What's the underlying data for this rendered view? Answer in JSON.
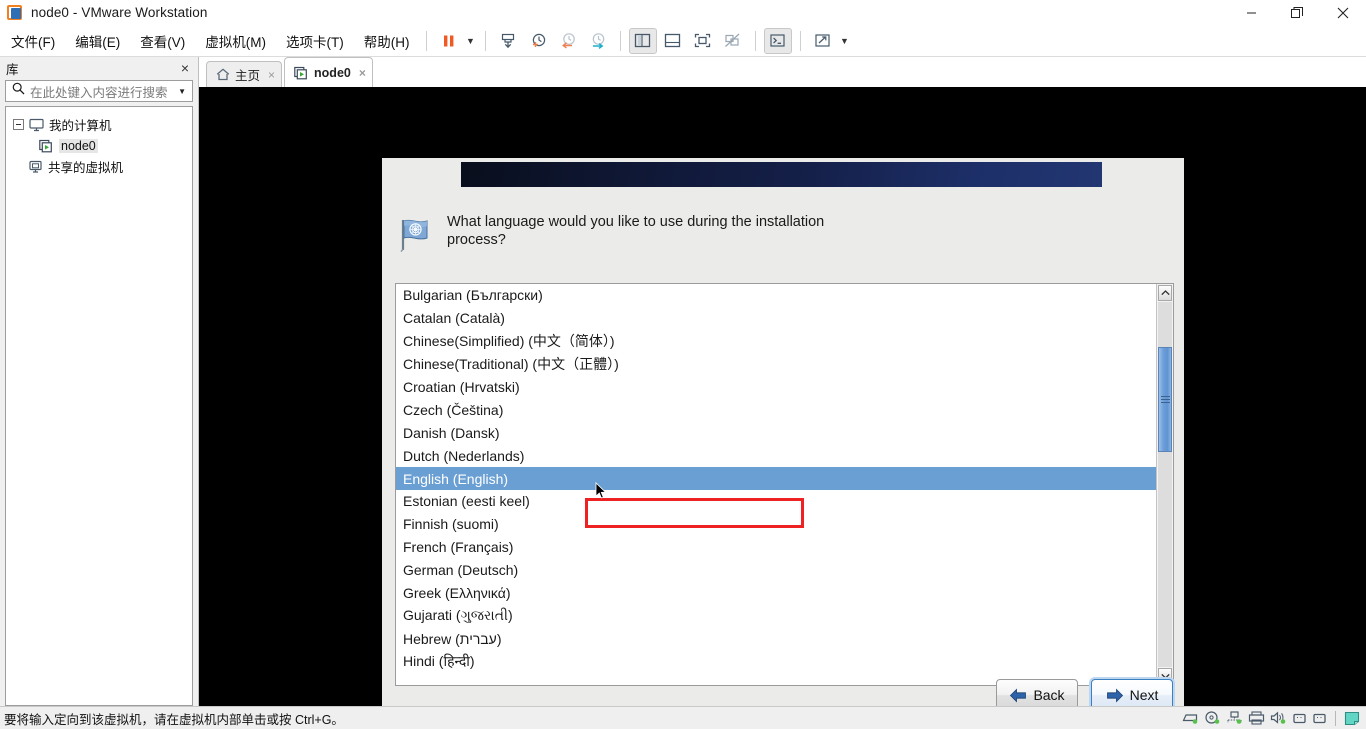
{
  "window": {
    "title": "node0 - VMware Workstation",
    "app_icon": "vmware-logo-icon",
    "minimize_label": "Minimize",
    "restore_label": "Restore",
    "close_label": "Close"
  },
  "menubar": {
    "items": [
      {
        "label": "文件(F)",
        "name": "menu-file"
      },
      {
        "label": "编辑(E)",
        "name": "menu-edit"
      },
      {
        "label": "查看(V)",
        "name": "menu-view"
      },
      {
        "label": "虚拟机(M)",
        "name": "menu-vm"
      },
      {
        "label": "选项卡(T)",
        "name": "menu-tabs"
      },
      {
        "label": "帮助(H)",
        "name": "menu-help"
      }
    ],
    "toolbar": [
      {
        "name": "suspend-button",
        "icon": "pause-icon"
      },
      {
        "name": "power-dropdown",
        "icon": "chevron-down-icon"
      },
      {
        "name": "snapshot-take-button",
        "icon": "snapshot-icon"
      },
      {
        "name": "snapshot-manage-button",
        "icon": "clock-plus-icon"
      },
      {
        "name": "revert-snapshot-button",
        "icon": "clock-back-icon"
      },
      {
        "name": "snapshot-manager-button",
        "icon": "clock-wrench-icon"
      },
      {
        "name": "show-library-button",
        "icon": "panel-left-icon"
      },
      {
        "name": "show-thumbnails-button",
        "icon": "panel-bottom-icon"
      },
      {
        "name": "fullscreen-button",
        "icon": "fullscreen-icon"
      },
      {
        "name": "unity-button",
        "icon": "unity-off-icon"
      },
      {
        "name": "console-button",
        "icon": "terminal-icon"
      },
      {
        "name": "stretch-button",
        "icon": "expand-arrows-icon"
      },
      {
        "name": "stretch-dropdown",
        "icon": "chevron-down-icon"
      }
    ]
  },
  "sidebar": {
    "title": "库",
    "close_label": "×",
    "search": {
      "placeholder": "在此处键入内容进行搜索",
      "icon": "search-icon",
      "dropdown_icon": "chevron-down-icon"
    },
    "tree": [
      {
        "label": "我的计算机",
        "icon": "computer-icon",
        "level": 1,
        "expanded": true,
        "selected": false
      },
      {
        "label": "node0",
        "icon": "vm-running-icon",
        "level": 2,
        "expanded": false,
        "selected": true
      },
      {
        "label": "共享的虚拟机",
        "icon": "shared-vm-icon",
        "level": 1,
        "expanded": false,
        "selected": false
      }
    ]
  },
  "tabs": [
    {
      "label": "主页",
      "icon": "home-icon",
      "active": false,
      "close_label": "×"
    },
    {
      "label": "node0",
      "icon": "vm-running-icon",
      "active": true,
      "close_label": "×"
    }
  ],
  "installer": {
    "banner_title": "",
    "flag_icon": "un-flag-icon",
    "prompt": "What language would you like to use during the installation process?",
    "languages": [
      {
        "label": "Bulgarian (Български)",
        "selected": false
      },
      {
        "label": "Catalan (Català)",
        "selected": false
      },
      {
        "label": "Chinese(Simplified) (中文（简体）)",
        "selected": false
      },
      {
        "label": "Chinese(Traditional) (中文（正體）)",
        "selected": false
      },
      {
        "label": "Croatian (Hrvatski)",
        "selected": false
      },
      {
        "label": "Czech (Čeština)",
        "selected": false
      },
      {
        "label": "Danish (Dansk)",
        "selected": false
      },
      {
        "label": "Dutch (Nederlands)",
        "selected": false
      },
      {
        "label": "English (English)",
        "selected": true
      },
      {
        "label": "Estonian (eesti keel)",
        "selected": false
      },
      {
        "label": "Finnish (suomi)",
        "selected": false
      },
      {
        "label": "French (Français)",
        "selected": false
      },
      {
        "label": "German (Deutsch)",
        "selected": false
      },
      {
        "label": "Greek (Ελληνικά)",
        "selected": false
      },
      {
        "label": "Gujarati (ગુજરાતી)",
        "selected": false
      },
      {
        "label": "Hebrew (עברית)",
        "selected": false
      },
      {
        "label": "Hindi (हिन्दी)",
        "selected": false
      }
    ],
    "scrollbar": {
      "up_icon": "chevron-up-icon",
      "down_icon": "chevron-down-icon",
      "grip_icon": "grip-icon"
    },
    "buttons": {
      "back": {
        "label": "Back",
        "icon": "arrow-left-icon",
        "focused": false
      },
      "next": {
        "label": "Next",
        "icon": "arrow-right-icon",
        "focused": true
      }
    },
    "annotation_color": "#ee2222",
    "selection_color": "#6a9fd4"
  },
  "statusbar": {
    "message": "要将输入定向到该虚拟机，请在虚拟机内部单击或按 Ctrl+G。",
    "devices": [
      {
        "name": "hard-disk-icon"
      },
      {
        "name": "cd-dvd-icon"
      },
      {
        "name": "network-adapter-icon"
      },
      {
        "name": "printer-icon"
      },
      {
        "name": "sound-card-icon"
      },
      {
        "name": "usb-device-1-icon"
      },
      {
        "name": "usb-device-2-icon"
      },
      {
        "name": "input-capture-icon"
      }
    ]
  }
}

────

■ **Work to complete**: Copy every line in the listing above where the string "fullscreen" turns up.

■ **Result**:
        "name": "fullscreen-button",
        "icon": "fullscreen-icon"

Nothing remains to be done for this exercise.